Carrinya Lodge is owned by Brindabella Ski Club Pty. Ltd., a group of Canberra-based individuals. The Bimbadeen staff lodge is owned by Kosciusko Thredbo's parent company, Amalgamated Holdings Pty. Ltd.

Bruce Yahl, Sydney-based Amalgamated Holdings' corporate counsel, would not disclose details of the company's insurance policies or discuss existing coverage.

"Insurance and liability issues will be determined by the results of the coroner's inquest," he said.

It could be as long as three to four months before the inquest results are made public.

The incident has attracted widespread publicity and criticism that the lodges were built in a landslide prone area.

Sydney-based Marsh & McLennan Pty. Ltd. is Amalgamated Holdings' insurance broker.

Ross Baker, claims officer for M&M, would not comment on Amalgamated Holdings' insurers.

A spokeswoman for Kosciusko Thredbo said the resort was not yet concerned with insurance issues since recovering those trapped was a greater priority.

Graeme Berwick, executive director of the risk transfer group at Sydney-based broker Willis Corroon Richard Oliver Pty. Ltd., who was not involved in placing Thredbo's coverage, said he expects Amalgamated Holdings to face mostly workers comp and third-party liability claims from the incident.

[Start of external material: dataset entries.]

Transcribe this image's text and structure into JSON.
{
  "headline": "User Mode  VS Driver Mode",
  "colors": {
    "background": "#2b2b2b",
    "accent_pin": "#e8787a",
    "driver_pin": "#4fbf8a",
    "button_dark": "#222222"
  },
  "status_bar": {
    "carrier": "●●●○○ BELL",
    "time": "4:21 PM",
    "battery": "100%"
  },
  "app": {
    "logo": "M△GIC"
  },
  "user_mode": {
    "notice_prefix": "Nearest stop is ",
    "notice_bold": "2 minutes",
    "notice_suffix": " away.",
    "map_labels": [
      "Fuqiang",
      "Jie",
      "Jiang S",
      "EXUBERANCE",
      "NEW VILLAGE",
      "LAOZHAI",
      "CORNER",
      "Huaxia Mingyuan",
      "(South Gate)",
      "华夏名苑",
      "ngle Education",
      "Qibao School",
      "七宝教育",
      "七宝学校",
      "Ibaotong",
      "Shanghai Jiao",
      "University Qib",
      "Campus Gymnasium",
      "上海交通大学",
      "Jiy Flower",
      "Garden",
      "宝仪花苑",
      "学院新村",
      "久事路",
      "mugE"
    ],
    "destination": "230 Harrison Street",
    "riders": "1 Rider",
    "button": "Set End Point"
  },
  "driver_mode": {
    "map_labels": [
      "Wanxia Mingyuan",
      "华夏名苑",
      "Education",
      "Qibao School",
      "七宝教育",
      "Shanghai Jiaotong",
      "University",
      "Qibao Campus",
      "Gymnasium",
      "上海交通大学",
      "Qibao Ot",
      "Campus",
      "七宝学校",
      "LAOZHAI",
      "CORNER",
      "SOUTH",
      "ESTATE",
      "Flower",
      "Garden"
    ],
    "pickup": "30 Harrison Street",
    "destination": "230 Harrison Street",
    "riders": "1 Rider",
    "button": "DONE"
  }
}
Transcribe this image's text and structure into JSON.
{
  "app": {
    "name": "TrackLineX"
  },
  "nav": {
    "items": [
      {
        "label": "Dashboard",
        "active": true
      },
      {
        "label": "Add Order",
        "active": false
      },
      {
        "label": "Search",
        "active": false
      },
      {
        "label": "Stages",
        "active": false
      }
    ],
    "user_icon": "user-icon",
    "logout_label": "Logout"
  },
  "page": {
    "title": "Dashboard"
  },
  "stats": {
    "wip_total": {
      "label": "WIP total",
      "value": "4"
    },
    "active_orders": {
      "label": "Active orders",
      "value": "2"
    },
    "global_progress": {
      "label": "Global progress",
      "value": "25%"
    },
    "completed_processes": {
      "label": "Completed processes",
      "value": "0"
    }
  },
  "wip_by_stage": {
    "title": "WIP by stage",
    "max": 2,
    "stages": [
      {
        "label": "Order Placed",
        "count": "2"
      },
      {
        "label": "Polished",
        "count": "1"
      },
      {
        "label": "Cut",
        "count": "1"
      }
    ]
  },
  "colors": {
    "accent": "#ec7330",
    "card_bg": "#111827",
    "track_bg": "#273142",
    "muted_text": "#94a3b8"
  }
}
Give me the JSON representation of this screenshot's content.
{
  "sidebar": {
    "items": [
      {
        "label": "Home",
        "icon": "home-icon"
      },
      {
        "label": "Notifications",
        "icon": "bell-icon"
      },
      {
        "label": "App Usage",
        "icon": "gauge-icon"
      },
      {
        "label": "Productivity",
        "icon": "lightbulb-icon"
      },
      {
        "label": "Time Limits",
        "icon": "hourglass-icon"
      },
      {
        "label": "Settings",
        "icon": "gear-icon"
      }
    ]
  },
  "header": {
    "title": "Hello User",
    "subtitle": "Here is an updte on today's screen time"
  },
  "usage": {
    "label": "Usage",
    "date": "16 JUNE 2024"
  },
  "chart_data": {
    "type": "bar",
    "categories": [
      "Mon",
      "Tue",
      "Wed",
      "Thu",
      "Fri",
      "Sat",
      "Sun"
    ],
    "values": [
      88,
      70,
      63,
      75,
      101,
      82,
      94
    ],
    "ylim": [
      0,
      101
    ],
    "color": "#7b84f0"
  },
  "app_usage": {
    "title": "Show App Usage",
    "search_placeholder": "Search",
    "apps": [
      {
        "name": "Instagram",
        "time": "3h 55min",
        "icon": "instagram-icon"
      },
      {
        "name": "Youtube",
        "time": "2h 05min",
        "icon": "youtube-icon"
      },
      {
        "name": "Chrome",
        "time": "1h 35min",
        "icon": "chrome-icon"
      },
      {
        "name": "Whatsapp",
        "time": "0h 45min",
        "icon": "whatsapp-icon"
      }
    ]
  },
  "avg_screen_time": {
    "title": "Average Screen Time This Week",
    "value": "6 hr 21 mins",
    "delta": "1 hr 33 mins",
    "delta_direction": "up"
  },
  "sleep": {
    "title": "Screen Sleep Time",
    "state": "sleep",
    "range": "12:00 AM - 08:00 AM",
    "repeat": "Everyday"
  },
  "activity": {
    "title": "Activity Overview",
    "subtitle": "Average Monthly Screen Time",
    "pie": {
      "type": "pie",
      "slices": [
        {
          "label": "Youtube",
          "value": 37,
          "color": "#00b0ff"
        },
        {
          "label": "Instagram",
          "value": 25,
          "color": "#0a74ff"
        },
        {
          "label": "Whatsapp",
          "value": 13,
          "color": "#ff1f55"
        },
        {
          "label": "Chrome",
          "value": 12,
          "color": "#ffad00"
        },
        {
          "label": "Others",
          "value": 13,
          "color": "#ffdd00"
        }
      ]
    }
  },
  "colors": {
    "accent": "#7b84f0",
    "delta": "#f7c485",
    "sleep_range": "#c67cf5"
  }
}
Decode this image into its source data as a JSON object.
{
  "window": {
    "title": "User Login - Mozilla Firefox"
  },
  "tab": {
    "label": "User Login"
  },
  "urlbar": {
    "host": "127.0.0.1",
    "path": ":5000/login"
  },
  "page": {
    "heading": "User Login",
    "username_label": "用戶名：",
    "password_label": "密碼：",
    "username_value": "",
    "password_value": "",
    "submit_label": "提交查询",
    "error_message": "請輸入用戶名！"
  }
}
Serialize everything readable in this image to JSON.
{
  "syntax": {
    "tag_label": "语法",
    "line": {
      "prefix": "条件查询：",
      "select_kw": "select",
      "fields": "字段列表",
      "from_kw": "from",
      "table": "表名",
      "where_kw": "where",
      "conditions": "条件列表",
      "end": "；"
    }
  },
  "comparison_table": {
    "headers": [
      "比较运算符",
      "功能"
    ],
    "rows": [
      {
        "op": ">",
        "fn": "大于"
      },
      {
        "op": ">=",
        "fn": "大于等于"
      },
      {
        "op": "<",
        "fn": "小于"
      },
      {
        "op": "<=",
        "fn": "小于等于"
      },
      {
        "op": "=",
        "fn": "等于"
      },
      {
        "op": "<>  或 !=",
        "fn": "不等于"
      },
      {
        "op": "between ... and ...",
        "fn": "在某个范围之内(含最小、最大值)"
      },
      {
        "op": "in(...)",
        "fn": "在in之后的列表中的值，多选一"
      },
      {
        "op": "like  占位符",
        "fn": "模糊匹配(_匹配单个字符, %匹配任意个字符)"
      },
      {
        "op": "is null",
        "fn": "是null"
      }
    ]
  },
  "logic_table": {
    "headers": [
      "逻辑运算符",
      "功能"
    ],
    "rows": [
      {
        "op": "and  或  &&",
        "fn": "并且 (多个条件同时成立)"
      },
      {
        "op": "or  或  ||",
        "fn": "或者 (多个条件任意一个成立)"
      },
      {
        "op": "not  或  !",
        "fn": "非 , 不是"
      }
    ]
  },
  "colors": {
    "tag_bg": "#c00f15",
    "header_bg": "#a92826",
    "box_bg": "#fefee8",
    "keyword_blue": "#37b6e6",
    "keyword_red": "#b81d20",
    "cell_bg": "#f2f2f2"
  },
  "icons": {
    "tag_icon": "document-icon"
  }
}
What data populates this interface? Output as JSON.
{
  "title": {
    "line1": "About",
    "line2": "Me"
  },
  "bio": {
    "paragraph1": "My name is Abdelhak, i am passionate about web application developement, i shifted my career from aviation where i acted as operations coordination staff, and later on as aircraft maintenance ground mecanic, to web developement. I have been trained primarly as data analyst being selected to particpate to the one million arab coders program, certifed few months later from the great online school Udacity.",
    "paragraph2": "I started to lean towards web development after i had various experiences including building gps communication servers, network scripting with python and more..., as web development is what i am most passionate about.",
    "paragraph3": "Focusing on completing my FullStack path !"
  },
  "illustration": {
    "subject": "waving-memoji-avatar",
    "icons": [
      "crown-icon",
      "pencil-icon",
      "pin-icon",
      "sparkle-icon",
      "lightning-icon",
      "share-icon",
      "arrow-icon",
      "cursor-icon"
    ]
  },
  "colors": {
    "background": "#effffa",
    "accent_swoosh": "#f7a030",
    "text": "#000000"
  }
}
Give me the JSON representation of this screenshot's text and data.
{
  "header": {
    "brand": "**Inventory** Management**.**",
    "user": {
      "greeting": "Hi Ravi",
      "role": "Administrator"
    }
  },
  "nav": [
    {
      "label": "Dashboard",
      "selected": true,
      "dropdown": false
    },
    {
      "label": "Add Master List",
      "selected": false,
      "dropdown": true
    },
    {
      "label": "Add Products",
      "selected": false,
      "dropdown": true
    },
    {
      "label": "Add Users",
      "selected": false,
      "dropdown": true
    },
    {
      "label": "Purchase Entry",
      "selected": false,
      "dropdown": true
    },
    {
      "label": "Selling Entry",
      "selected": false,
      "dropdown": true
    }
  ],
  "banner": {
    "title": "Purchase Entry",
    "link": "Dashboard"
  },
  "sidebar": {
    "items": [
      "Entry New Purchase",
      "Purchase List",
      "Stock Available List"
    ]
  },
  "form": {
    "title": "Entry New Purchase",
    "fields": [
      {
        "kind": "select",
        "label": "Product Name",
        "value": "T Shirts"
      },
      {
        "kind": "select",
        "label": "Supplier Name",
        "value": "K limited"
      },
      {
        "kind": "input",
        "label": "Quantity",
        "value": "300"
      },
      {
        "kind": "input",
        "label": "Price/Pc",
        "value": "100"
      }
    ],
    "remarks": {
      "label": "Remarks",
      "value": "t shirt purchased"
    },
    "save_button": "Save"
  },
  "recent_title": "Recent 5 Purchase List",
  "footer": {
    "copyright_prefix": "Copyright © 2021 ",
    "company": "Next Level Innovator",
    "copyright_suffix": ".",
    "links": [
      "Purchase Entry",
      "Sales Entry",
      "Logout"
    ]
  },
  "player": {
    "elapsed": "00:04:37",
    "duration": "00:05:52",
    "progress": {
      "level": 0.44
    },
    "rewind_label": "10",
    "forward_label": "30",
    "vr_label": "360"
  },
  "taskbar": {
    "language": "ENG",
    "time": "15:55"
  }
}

He noted that a coroner's inquiry still had to determine responsibility for the accident and decide whether or not any parties had been negligent.

Mr. Berwick speculated the incident would generate business interruption claims, not only from immediate business lost, but from future tourists canceling holidays.

Workers compensation claims could also occur, and payments to parties would be determined by the state workers comp legislation.

According to Thredbo's media unit, more than 500 rescue workers from throughout Australia rushed to the scene to search around the clock for survivors.

Rescuers lifted massive cement slabs by crane and dug access tunnels in their efforts to find survivors, she said.